=== Data provided ===

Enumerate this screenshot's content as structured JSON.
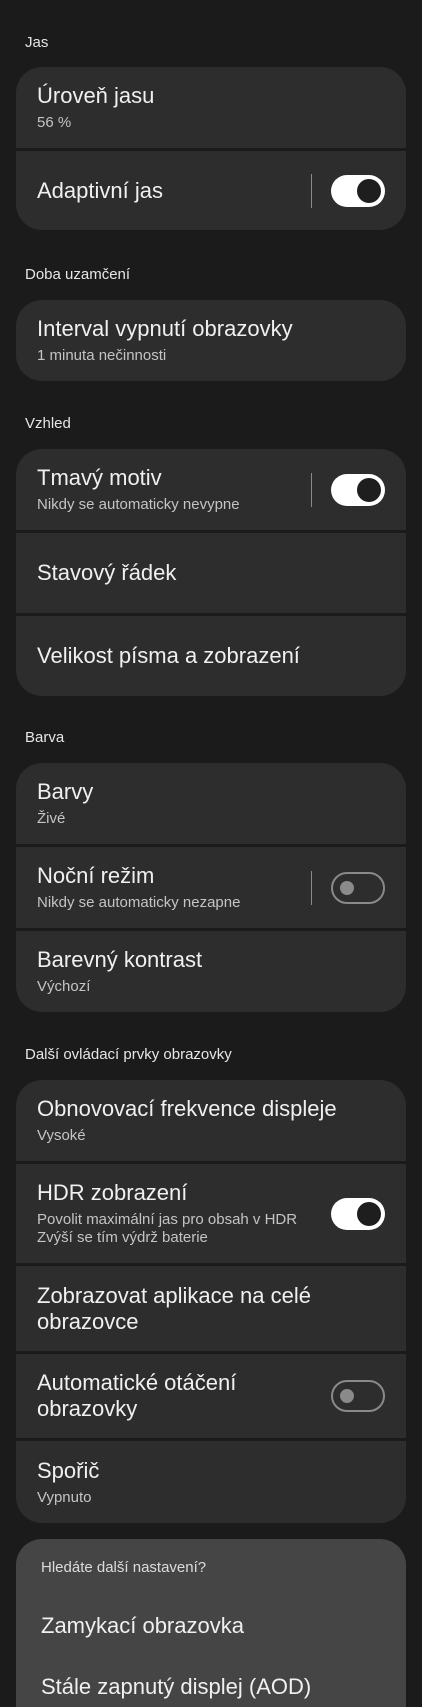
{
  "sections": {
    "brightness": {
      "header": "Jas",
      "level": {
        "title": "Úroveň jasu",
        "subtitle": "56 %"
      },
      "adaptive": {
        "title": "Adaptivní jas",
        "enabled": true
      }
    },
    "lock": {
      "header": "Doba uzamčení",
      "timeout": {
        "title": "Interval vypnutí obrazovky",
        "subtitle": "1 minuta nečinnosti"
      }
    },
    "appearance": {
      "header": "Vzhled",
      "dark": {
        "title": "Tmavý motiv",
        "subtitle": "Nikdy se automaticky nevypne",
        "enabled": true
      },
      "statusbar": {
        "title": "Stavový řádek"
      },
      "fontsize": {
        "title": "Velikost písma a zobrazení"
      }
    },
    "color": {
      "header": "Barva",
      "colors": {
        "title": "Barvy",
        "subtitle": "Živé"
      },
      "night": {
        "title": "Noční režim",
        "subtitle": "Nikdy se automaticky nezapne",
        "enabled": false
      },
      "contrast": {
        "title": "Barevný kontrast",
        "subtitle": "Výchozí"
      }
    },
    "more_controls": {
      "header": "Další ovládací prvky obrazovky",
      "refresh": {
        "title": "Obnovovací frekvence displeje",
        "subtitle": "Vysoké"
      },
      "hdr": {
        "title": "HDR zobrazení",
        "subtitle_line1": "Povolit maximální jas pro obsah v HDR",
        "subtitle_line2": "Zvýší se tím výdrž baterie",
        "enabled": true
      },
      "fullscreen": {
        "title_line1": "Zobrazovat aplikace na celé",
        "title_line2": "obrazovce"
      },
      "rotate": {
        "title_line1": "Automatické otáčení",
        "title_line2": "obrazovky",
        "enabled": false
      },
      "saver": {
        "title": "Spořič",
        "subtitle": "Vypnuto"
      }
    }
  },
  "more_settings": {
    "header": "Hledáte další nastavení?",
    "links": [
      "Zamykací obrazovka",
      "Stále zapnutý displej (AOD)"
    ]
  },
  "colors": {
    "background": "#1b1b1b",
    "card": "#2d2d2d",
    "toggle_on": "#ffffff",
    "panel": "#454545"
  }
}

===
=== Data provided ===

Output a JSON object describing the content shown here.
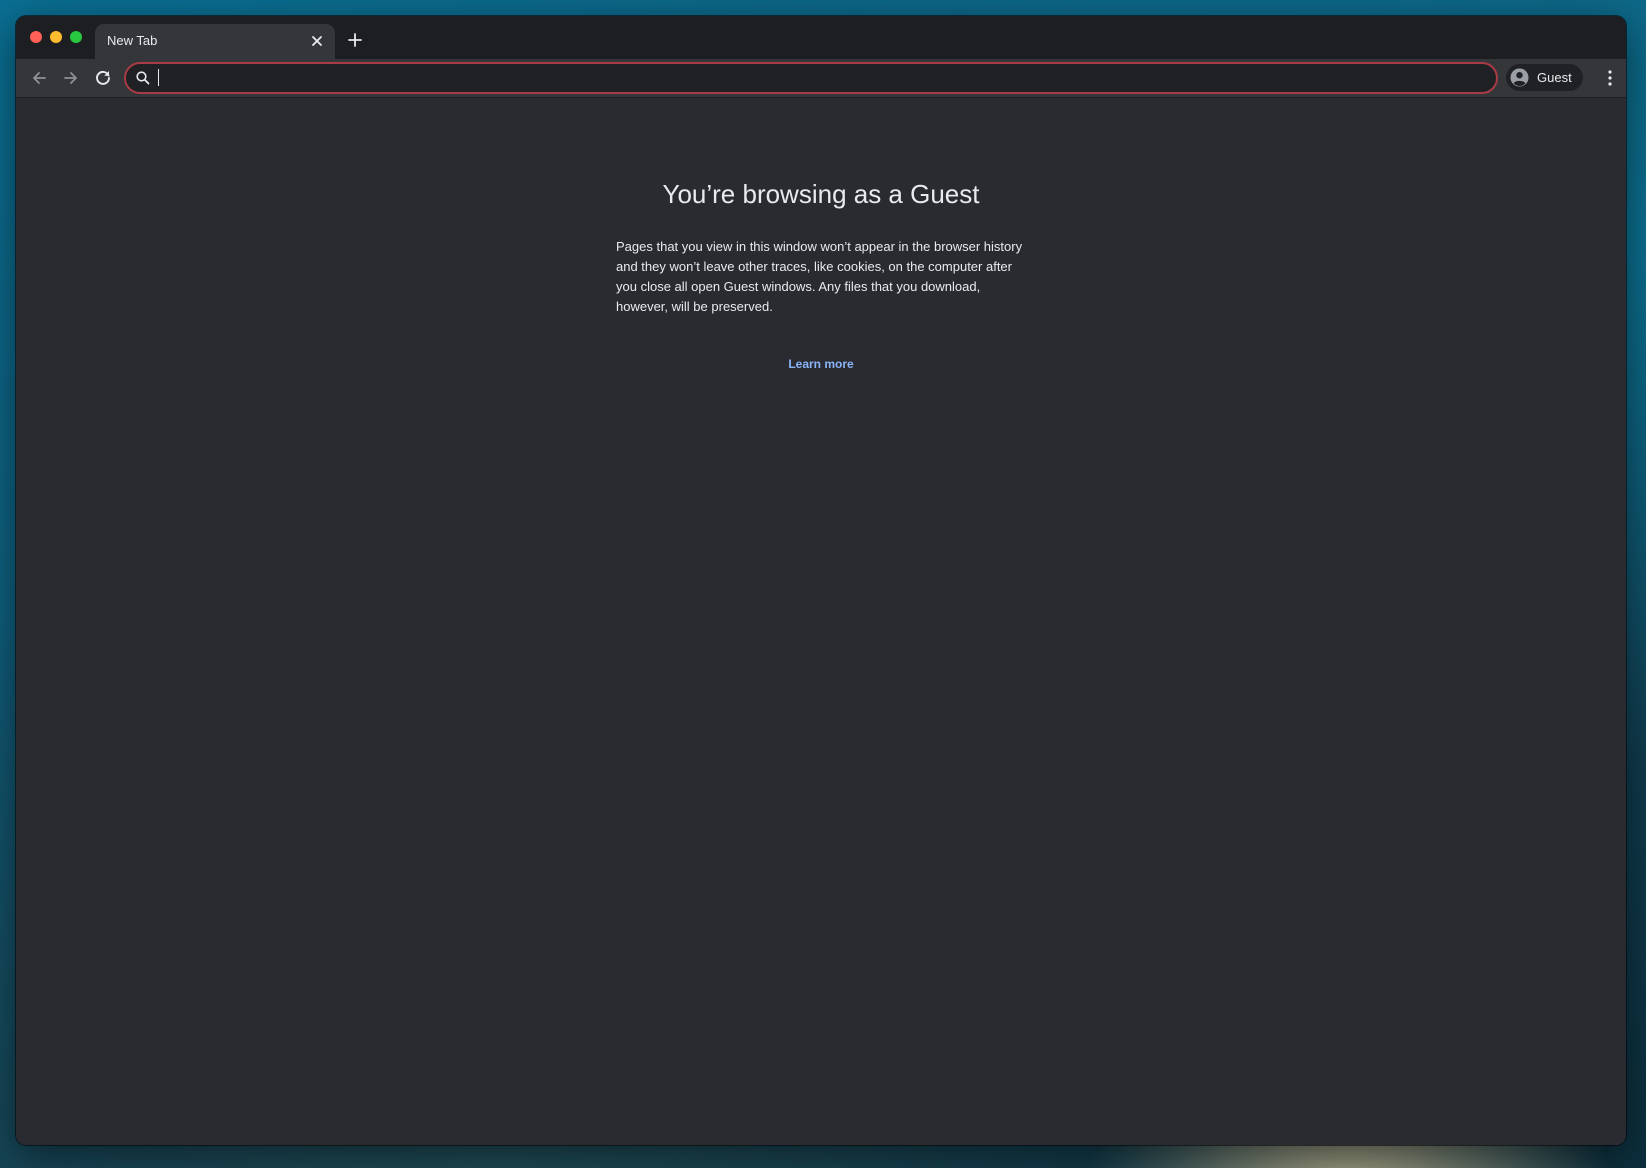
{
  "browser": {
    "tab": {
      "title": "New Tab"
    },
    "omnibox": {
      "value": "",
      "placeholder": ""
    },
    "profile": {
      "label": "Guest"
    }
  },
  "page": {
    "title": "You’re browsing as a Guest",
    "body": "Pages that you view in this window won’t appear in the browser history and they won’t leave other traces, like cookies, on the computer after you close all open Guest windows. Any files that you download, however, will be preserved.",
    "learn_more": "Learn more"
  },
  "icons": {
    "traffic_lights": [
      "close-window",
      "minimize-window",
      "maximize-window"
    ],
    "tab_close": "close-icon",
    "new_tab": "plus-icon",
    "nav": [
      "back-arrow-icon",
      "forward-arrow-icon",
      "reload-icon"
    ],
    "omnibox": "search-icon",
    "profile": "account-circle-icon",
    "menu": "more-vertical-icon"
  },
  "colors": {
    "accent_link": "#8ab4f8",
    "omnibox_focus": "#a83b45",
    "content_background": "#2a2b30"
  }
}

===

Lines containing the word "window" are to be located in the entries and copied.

_Expected answer_
    "body": "Pages that you view in this window won’t appear in the browser history and they won’t leave other traces, like cookies, on the computer after you close all open Guest windows. Any files that you download, however, will be preserved.",
      "close-window",
      "minimize-window",
      "maximize-window"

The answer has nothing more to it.